As seen on the station design dated from 1876: "the warehouses weren't directly adjacent to the logistics office. These three stand-alone buildings were a part of a U-shaped complex with its arms drawn open, away from the base. Both these buildings were identical in size and construction. They were 143 metres long and 12 metres wide, each one was an elongated, one-story rectangle, built with red brick, and of little architectural detail. To ensure efficient carriage flow between the buildings, a transfer carriage was installed. It enabled moving empty carriages from the incoming goods warehouse to the outgoing goods warehouse.

"The warehouse had double rectangular windows. The facade is symmetrical and multi-axis. It's covered by a pitched roof with an overhang over the loading docks. The roof was usually covered with roofing felt - known and used since about 1850, called the asphalt board. The warehouses were divided into three parts by brick walls with sliding doors (as a means of fire safety). At both ends of the warehouse, offices for the wagon staff were situated. In the south, on the axis of the northern warehouse, a square lavatory was built." (E. Leszczyńska, "Zabudowa Stacji Towarowej Kolei Warszawsko-Wiedeńskiej oraz Tymczasowy Dworzec Główny - rys historyczny", Warszawa, str. 2).

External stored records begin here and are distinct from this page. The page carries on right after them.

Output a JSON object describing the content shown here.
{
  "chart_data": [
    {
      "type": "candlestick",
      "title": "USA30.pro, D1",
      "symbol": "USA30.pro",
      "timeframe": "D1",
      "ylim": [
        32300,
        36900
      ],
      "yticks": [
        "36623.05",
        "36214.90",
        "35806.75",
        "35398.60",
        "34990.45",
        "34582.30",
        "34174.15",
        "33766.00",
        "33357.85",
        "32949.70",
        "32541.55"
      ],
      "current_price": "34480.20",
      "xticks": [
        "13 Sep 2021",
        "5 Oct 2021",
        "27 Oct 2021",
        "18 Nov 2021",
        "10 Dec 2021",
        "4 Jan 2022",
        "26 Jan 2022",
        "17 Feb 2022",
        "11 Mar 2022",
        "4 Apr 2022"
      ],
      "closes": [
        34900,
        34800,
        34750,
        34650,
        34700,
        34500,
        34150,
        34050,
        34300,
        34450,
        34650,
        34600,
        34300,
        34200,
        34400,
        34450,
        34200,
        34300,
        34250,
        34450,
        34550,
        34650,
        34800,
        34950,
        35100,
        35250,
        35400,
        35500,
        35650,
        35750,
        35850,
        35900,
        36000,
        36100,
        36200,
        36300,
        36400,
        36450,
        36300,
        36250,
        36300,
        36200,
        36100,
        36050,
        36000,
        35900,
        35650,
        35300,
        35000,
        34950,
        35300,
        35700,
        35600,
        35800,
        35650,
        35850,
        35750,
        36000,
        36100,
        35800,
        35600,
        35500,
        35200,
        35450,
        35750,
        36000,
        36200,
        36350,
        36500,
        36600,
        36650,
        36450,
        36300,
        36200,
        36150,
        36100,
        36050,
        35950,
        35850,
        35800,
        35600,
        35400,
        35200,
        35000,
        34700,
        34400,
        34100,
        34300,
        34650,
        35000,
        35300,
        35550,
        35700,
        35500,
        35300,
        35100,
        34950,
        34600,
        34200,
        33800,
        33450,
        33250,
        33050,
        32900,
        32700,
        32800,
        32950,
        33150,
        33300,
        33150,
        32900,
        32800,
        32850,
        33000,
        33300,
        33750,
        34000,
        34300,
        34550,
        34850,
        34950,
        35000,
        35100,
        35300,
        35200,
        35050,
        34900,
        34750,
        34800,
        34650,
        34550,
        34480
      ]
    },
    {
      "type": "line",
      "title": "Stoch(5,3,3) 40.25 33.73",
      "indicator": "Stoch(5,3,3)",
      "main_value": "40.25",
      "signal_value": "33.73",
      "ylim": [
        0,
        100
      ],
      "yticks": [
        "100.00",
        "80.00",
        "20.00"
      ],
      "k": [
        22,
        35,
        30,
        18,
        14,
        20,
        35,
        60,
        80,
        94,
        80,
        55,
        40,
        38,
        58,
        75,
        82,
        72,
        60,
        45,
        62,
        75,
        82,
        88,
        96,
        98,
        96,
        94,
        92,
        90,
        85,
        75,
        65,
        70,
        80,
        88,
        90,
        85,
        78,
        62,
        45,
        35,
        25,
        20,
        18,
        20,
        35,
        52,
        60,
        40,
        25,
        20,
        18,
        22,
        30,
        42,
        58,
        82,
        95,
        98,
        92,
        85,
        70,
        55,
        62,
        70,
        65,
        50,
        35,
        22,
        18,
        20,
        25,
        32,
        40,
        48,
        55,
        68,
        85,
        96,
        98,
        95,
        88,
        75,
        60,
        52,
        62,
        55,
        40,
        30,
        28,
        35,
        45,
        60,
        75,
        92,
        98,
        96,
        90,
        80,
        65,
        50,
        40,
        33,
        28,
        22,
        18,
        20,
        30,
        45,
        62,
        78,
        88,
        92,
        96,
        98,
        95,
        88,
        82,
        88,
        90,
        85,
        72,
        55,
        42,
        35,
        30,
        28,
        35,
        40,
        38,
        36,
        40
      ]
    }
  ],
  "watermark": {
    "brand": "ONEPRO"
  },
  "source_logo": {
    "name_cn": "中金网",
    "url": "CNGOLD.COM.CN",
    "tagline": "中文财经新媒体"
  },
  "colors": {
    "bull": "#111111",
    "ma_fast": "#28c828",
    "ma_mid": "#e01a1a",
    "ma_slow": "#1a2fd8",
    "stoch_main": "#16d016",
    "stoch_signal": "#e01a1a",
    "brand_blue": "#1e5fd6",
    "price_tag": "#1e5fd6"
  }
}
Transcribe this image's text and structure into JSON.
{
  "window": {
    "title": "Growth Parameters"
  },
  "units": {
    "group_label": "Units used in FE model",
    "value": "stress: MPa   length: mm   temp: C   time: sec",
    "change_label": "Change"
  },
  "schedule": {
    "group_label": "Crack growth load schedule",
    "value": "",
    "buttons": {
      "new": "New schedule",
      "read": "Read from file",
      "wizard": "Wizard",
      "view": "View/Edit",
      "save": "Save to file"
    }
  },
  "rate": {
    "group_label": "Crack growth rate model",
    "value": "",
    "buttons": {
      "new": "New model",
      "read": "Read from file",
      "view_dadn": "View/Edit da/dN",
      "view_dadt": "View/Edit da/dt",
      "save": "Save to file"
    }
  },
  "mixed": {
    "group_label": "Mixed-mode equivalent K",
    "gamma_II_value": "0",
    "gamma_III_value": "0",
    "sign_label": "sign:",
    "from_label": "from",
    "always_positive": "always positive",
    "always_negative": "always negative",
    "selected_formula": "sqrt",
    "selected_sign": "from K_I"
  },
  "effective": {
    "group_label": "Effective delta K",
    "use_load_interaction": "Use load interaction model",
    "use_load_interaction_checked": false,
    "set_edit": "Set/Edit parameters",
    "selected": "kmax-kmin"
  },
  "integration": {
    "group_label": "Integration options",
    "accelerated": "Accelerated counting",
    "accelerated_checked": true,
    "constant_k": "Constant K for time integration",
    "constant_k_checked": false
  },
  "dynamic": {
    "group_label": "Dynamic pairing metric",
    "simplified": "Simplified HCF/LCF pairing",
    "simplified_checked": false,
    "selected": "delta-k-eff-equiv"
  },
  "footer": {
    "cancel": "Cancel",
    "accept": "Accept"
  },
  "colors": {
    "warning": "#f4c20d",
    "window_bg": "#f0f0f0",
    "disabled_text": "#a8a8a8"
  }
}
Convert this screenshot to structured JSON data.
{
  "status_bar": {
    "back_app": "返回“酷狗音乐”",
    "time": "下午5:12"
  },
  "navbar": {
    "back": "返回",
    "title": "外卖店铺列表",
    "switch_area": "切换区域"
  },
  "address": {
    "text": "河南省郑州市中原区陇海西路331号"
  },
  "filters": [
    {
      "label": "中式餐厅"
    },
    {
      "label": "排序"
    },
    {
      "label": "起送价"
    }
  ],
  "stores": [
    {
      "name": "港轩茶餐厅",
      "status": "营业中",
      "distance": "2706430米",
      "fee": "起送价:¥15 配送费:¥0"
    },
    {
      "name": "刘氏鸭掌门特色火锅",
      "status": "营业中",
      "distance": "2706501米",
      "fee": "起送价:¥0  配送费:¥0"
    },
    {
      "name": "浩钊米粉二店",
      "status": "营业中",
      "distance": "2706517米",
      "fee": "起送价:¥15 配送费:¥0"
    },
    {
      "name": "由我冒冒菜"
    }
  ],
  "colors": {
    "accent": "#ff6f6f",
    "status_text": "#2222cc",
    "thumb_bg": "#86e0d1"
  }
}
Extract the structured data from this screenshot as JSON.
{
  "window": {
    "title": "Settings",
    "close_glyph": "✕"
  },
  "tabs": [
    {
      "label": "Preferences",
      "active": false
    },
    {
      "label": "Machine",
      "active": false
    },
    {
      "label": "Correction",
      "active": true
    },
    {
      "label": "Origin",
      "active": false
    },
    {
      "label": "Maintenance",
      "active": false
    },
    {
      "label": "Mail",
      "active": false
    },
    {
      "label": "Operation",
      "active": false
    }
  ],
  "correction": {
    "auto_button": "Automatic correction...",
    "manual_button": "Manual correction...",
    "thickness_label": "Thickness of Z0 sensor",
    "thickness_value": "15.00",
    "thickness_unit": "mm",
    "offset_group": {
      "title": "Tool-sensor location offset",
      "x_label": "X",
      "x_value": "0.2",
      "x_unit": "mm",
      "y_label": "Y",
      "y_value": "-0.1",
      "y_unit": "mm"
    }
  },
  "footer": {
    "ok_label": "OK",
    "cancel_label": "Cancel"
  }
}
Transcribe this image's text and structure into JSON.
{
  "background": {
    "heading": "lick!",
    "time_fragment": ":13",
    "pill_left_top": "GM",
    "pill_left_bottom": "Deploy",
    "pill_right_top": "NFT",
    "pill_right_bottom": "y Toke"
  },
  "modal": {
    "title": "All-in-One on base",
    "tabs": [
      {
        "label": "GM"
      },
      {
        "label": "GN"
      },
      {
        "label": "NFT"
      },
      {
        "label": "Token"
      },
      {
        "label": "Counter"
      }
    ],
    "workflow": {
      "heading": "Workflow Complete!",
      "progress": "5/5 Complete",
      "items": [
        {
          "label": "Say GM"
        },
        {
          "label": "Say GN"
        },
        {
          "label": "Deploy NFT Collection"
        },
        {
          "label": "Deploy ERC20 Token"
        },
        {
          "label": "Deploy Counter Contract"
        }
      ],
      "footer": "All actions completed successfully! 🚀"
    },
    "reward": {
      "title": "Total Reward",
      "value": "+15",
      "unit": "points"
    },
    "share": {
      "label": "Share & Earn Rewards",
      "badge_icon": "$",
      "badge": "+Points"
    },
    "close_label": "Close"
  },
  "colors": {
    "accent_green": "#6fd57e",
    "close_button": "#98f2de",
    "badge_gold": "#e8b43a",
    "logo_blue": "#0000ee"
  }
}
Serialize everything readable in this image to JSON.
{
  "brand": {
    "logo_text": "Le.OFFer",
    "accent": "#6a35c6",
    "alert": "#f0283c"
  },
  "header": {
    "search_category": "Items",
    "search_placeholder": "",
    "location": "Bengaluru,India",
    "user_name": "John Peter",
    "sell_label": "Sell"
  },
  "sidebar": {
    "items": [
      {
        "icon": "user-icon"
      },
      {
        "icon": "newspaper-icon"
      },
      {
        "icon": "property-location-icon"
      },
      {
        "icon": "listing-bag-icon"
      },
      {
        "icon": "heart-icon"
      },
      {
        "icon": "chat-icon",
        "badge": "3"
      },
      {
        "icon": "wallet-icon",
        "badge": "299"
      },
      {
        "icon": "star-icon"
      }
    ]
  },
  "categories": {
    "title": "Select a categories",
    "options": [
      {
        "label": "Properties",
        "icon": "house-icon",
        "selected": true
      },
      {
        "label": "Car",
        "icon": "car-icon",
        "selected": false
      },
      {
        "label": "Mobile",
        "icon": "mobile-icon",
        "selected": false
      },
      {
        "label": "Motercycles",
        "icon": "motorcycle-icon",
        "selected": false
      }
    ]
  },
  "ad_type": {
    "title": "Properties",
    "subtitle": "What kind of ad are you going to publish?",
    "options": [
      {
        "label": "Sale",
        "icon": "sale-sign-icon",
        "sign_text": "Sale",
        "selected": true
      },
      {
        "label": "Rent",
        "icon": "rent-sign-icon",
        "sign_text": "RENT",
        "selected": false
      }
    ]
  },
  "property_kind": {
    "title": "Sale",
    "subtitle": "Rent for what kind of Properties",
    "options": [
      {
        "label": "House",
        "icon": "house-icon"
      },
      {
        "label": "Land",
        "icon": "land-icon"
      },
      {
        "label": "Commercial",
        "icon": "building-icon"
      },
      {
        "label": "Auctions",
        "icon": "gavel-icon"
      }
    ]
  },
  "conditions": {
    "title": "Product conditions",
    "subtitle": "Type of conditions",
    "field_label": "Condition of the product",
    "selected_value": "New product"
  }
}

Nowadays the building has been renovated and plastered. From 1900 to 1903 another warehouse was built onto its axis, same in size and construction. The station design from 1903 shows a slight distance between them. Back then they weren't connected to each other, they were separate warehouses. Today they're one, connected string of buildings. The first one holds a small exposition room of the Railway Museum, offices, the Mirrors Hall (in the 50s and 60s the station's restaurant), and workshops. The second, more recent of the former warehouse buildings from 1903 holds the Museum's boiler house and other facilities that belong to PKP (Polish State Railways).

The west side of the warehouse had served in the post-war period as a waiting room; in 1999 it was deconstructed. Similar red-brick warehouses with wooden roofs were also present at stations in Żyrardów, Skierniewice, and Częstochowa.